** Your objective **
Give back all of the data exactly as written.
***
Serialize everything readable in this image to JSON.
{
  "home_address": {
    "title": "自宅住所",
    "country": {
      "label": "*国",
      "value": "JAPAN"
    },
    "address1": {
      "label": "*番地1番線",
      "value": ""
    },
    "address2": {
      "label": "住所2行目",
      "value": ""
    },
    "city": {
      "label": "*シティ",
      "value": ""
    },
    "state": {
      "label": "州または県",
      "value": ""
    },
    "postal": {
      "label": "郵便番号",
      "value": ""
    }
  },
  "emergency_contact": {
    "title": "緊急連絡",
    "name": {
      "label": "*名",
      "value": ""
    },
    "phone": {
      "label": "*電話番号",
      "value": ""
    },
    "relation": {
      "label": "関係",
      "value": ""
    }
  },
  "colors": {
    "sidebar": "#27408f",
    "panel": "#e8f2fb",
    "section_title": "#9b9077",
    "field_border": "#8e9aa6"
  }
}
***
** Response to this task **
Serialize everything readable in this image to JSON.
{
  "home_address": {
    "title": "自宅住所",
    "country": {
      "label": "*国",
      "value": "JAPAN"
    },
    "address1": {
      "label": "*番地1番線",
      "value": ""
    },
    "address2": {
      "label": "住所2行目",
      "value": ""
    },
    "city": {
      "label": "*シティ",
      "value": ""
    },
    "state": {
      "label": "州または県",
      "value": ""
    },
    "postal": {
      "label": "郵便番号",
      "value": ""
    }
  },
  "emergency_contact": {
    "title": "緊急連絡",
    "name": {
      "label": "*名",
      "value": ""
    },
    "phone": {
      "label": "*電話番号",
      "value": ""
    },
    "relation": {
      "label": "関係",
      "value": ""
    }
  },
  "colors": {
    "sidebar": "#27408f",
    "panel": "#e8f2fb",
    "section_title": "#9b9077",
    "field_border": "#8e9aa6"
  }
}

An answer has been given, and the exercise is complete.